She slipped the photograph between sheets of plastic to protect it, careful only to touch the sides of the picture. This girl whose clothes, used tissues, and eraser bits lay about her room in heaps, held the image cautiously and lovingly, like a newborn, tucking it tenderly within the pages of her thickest bound book.
This same image looks back at me from the wall of my bedroom. She in my arms, smiling and squirming, begging to get down and run willy-nilly about the empty courtroom. And that severe looking man is there too in his long black robe sharing his full indomitable weight with the camera and just beginning to grin.
She says she needs it for school. Her teacher wants them to bring in a snapshot of a happy moment. To share? I ask uncomfortably ready to remind her how words from others tend to cut and misshape her experience.
No she says, to help me write a poem. Yesterday’s poem held fire, deep in the night, it’s shimmering beauty that can blister so. But today’s poem will be about happiness. The kind of happiness that finds you in the arms of a mother, loved fully, wanted and pre-approved.
She writes her poetic words inside pictures, twisted in and rooted, the two inseparable. Words and feelings grow together for her in the most unexpected places. Staring at the image taken a long decade ago, whose eyes hold the happiness she seeks: hers, mine, his?
This mom. She says.
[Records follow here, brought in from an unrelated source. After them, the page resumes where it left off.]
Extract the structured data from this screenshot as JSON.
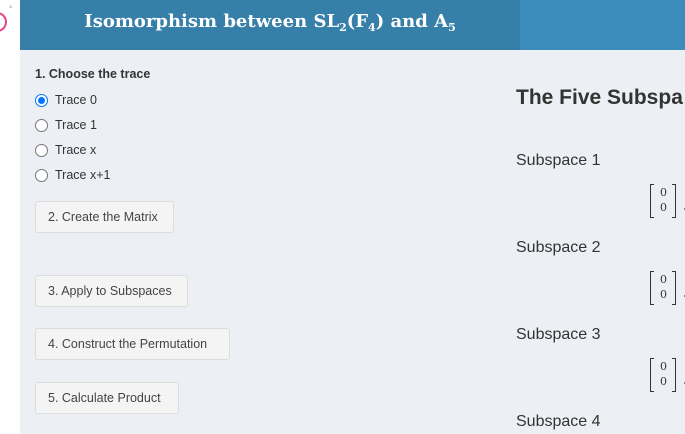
{
  "header": {
    "title_prefix": "Isomorphism between SL",
    "title_sub1": "2",
    "title_mid": "(F",
    "title_sub2": "4",
    "title_mid2": ") and A",
    "title_sub3": "5"
  },
  "sidebar": {
    "step1_label": "1. Choose the trace",
    "trace_options": [
      {
        "label": "Trace 0",
        "checked": true
      },
      {
        "label": "Trace 1",
        "checked": false
      },
      {
        "label": "Trace x",
        "checked": false
      },
      {
        "label": "Trace x+1",
        "checked": false
      }
    ],
    "buttons": {
      "create_matrix": "2. Create the Matrix",
      "apply_subspaces": "3. Apply to Subspaces",
      "construct_permutation": "4. Construct the Permutation",
      "calculate_product": "5. Calculate Product"
    }
  },
  "main": {
    "title": "The Five Subspa",
    "subspaces": [
      {
        "label": "Subspace 1",
        "vector": [
          "0",
          "0"
        ]
      },
      {
        "label": "Subspace 2",
        "vector": [
          "0",
          "0"
        ]
      },
      {
        "label": "Subspace 3",
        "vector": [
          "0",
          "0"
        ]
      },
      {
        "label": "Subspace 4"
      }
    ]
  },
  "colors": {
    "header_dark": "#367fa9",
    "header_light": "#3c8dbc",
    "panel_bg": "#ecf0f5",
    "radio_accent": "#0075ff"
  }
}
This is my happiest memory. The day they said we could have each other forever.
I hear the zipper of her backpack pull the teeth along, closing the memory within and watch as she stands, places the memory firmly on her back, and walks away from home, carrying the weight of her story.
Written in honor of this beautiful babe’s eleventh birthday and her happiest memory.
May she always know joy in her story.